In summary, this study suggests the following scenario: diabetes-inducing CD8+ T cells cross-react with gut microbiota-derived antigen. When such microbiota-derived antigens become visible to T cells (during dysbiosis?) CD8+ T cells migrate to gut and eliminate dendritic cells laden with cross-reactive antigens. By eliminating DCs, other T cells are not able to induce inflammation in the gut, thus no colitis. However, the same beneficial CD8+ T cells later migrate to β cells, recognize similar looking antigen, IGRP, and mediate its destruction and diabetes.

Does such circuit makes any evolutionary sense? 

Update: Interestingly, other research group previously detected different set of gut microbiota antigens cross-reactive to IGRP206-214. They used TCR NY8.3 transgenic NOD mice (that recognize the same IGRP epitope) and found that these CD8 T cells cross-reacted with IGRP206–214 homologous peptide, W15944, derived from L. goodfellowii, a member of the phylum Fusobacteria (gram-negative anaerobe), a human and NOD mouse oral commensal. 


posted by David Usharauli   


Thursday, October 12, 2017

Microbiota-generated butyrate works on Aire to amplify Treg numbers

A short but very interesting paper in Journal of Immunology caught my attention this week. In this study the scientists showed that butyrate, a short chain fatty acid derived from fiber fermentation by microbiota acts on GPR41 receptor in the thymus to increase Aire expression and amplify Foxp3+ Treg frequency (of note, compared to WT, GPR41-KO thymus already contains almost 5-fold less Tregs).  




Generally it is believed that microbiota works locally in the gut or other peripheral tissues to either convert naive T cells into Foxp3+ Tregs or expand existing Treg numbers. However no one yet managed to definitely show which pathway is functionally operational in vivo in physiological conditions. This study now could help to further narrow down biological mechanisms responsible for Treg biology. If microbiota-generated butyrate could work on thymus to increase Aire expression that in turn increases level of Thymus-derived Treg generation, then peripheral conversion pathway may play even less relevant role in physiological mechanisms of tolerance.  
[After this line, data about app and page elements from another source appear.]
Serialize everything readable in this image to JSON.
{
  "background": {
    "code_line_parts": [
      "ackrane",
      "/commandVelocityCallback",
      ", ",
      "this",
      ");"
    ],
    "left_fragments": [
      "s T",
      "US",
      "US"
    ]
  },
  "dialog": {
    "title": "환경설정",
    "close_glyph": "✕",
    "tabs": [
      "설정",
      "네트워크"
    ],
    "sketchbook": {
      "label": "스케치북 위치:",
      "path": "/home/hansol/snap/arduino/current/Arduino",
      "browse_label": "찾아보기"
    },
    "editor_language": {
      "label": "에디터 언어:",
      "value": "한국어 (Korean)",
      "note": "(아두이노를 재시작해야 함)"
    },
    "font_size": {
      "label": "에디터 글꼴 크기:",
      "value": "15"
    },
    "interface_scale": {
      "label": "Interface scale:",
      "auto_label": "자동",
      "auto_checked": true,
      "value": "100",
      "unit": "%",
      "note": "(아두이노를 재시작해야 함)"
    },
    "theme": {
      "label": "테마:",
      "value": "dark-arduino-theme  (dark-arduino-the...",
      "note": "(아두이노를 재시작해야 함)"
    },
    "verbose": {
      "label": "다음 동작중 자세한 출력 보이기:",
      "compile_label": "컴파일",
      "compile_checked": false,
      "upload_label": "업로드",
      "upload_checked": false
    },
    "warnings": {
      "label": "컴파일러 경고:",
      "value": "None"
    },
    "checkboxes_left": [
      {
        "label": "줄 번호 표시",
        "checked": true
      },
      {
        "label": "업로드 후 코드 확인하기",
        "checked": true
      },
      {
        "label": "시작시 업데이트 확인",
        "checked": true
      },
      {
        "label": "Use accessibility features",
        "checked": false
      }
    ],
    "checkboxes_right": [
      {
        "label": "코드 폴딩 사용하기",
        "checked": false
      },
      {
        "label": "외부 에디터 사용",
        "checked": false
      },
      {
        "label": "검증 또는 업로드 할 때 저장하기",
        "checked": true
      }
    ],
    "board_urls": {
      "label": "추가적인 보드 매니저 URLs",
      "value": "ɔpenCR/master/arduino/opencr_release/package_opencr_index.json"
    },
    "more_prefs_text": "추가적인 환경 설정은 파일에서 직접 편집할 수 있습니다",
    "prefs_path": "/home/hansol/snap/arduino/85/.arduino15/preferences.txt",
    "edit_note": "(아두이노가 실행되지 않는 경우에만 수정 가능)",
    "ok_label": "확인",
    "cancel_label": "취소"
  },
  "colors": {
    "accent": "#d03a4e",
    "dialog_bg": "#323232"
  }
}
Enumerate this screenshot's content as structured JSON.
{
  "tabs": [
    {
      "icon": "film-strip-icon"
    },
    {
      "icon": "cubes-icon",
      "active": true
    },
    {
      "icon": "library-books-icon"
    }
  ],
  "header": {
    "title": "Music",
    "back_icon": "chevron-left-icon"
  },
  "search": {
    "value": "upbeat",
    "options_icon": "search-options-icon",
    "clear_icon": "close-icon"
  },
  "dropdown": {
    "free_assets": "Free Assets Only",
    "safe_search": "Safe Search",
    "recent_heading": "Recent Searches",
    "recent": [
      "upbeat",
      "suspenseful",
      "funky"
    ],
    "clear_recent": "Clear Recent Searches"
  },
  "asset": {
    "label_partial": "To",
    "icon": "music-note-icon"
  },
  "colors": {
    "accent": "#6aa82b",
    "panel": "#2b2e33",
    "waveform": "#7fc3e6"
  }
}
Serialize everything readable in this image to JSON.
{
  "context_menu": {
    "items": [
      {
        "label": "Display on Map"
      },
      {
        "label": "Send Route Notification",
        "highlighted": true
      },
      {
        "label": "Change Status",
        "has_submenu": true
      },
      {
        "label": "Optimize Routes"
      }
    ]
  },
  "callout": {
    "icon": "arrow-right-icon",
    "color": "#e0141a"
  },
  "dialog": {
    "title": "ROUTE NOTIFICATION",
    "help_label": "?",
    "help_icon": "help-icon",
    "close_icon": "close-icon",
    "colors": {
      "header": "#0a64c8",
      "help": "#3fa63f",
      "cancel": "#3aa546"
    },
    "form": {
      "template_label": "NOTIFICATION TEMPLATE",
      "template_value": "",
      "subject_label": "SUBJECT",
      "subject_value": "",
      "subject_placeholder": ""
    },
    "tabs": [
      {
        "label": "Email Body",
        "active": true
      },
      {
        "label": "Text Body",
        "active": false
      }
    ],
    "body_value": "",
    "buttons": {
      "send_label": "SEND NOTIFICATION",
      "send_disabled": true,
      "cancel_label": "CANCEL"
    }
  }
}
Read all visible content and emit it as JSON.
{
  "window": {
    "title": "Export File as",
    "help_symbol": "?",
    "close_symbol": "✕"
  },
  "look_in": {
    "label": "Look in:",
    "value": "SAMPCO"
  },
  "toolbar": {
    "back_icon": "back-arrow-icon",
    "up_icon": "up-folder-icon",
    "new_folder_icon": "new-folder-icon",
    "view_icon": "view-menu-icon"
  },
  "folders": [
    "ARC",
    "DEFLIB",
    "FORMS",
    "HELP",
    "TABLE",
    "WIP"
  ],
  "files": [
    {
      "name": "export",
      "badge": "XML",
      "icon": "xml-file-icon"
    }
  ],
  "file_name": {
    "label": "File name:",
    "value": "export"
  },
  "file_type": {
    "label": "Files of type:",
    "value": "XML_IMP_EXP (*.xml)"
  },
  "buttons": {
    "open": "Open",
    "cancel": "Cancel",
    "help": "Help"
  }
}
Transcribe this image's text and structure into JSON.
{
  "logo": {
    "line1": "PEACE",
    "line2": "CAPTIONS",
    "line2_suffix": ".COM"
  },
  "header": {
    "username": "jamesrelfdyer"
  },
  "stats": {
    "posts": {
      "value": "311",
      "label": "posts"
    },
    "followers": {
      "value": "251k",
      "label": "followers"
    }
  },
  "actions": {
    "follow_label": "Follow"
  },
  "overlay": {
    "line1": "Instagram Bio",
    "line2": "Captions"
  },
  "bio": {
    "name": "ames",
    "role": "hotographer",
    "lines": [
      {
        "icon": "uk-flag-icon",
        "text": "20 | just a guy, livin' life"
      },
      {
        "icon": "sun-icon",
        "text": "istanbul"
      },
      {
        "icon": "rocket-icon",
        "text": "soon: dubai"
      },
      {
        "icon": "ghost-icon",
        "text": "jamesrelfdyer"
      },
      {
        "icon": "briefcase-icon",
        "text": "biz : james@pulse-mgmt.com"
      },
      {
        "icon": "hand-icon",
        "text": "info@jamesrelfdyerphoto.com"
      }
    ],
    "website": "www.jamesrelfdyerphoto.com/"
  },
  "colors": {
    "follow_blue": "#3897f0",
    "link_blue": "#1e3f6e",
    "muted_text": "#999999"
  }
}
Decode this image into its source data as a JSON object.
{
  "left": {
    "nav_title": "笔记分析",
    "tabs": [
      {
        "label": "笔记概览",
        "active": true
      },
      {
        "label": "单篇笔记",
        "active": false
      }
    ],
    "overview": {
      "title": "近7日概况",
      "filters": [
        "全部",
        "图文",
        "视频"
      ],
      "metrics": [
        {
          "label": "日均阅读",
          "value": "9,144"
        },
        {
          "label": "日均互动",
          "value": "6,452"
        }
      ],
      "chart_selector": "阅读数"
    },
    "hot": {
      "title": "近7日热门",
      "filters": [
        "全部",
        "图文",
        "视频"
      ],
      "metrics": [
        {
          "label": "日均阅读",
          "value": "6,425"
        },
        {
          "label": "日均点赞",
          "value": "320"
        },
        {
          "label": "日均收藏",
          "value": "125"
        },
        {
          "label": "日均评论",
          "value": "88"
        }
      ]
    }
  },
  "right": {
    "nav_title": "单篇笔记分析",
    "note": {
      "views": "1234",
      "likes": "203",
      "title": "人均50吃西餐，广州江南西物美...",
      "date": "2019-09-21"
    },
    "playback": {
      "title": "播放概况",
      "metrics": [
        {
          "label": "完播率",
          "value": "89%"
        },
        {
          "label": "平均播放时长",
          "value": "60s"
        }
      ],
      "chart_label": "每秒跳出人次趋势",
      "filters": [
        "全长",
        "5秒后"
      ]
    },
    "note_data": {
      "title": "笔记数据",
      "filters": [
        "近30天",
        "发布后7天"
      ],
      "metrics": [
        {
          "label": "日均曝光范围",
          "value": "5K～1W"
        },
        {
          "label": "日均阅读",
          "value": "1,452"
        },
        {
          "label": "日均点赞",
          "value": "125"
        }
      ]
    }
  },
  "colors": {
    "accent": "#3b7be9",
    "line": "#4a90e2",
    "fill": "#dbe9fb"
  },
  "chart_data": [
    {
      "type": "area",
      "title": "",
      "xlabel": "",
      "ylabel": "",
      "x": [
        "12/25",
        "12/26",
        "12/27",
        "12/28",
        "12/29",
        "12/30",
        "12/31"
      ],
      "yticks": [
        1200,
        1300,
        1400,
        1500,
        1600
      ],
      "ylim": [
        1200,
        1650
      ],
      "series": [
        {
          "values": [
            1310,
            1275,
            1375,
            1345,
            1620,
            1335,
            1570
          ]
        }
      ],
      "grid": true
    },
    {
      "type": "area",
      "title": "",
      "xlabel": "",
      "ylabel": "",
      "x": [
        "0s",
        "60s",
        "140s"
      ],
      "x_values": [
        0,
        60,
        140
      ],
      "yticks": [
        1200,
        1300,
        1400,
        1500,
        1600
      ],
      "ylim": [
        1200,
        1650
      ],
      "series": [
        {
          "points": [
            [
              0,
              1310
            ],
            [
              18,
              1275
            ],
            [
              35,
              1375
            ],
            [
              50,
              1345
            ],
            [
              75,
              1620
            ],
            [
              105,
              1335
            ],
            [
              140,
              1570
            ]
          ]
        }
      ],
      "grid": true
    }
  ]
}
The most obvious question after reading this article is why the authors did not test Aire KO mice to verify their conclusions.

posted by David Usharauli